[EXERCISE BRIEF]: Tally every line of the records below that includes "Universal", and reply with the total alone.

[RAW DATA]:

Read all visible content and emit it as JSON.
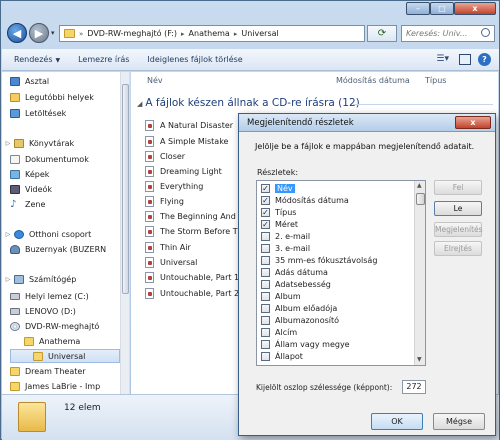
{
  "window": {
    "minimize_icon": "minimize-icon",
    "maximize_icon": "maximize-icon",
    "close_label": "x"
  },
  "address": {
    "crumbs": [
      "DVD-RW-meghajtó (F:)",
      "Anathema",
      "Universal"
    ],
    "refresh_icon": "refresh-icon",
    "search_placeholder": "Keresés: Univ..."
  },
  "toolbar": {
    "organize": "Rendezés",
    "burn": "Lemezre írás",
    "delete_temp": "Ideiglenes fájlok törlése"
  },
  "sidebar": {
    "items": [
      {
        "label": "Asztal",
        "icon": "desktop-icon"
      },
      {
        "label": "Legutóbbi helyek",
        "icon": "recent-places-icon"
      },
      {
        "label": "Letöltések",
        "icon": "downloads-icon"
      },
      {
        "label": "Könyvtárak",
        "icon": "libraries-icon"
      },
      {
        "label": "Dokumentumok",
        "icon": "documents-icon"
      },
      {
        "label": "Képek",
        "icon": "pictures-icon"
      },
      {
        "label": "Videók",
        "icon": "videos-icon"
      },
      {
        "label": "Zene",
        "icon": "music-icon"
      },
      {
        "label": "Otthoni csoport",
        "icon": "homegroup-icon"
      },
      {
        "label": "Buzernyak (BUZERN",
        "icon": "user-icon"
      },
      {
        "label": "Számítógép",
        "icon": "computer-icon"
      },
      {
        "label": "Helyi lemez (C:)",
        "icon": "drive-icon"
      },
      {
        "label": "LENOVO (D:)",
        "icon": "drive-icon"
      },
      {
        "label": "DVD-RW-meghajtó",
        "icon": "dvd-icon"
      },
      {
        "label": "Anathema",
        "icon": "folder-icon"
      },
      {
        "label": "Universal",
        "icon": "folder-icon"
      },
      {
        "label": "Dream Theater",
        "icon": "folder-icon"
      },
      {
        "label": "James LaBrie - Imp",
        "icon": "folder-icon"
      }
    ]
  },
  "filelist": {
    "col_name": "Név",
    "col_modified": "Módosítás dátuma",
    "col_type": "Típus",
    "group_header": "A fájlok készen állnak a CD-re írásra (12)",
    "files": [
      "A Natural Disaster",
      "A Simple Mistake",
      "Closer",
      "Dreaming Light",
      "Everything",
      "Flying",
      "The Beginning And The",
      "The Storm Before The",
      "Thin Air",
      "Universal",
      "Untouchable, Part 1",
      "Untouchable, Part 2"
    ]
  },
  "status": {
    "count": "12 elem"
  },
  "dialog": {
    "title": "Megjelenítendő részletek",
    "close_label": "x",
    "description": "Jelölje be a fájlok e mappában megjelenítendő adatait.",
    "details_label": "Részletek:",
    "details": [
      {
        "label": "Név",
        "checked": true,
        "selected": true
      },
      {
        "label": "Módosítás dátuma",
        "checked": true
      },
      {
        "label": "Típus",
        "checked": true
      },
      {
        "label": "Méret",
        "checked": true
      },
      {
        "label": "2. e-mail",
        "checked": false
      },
      {
        "label": "3. e-mail",
        "checked": false
      },
      {
        "label": "35 mm-es fókusztávolság",
        "checked": false
      },
      {
        "label": "Adás dátuma",
        "checked": false
      },
      {
        "label": "Adatsebesség",
        "checked": false
      },
      {
        "label": "Album",
        "checked": false
      },
      {
        "label": "Album előadója",
        "checked": false
      },
      {
        "label": "Albumazonosító",
        "checked": false
      },
      {
        "label": "Alcím",
        "checked": false
      },
      {
        "label": "Állam vagy megye",
        "checked": false
      },
      {
        "label": "Állapot",
        "checked": false
      }
    ],
    "btn_up": "Fel",
    "btn_down": "Le",
    "btn_show": "Megjelenítés",
    "btn_hide": "Elrejtés",
    "width_label": "Kijelölt oszlop szélessége (képpont):",
    "width_value": "272",
    "ok": "OK",
    "cancel": "Mégse"
  },
  "colors": {
    "selection": "#3399ff",
    "group_header": "#1e3e7a",
    "close_red": "#c3432c"
  }
}
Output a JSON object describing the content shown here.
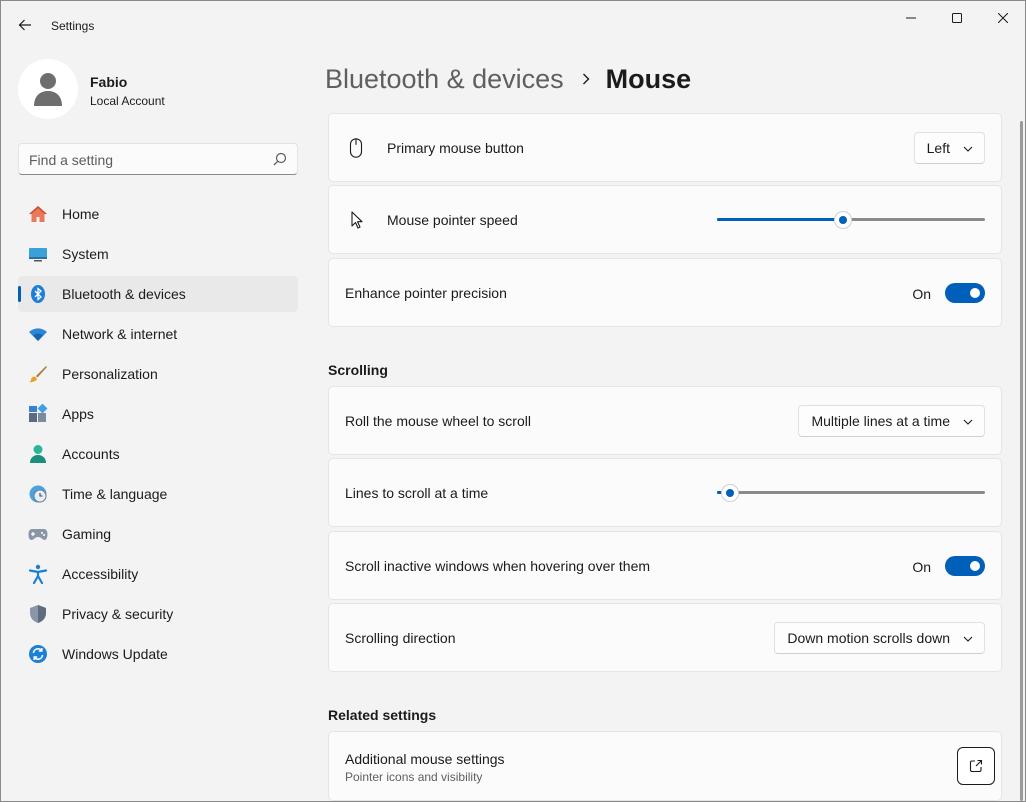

[FINAL ANSWER]: 3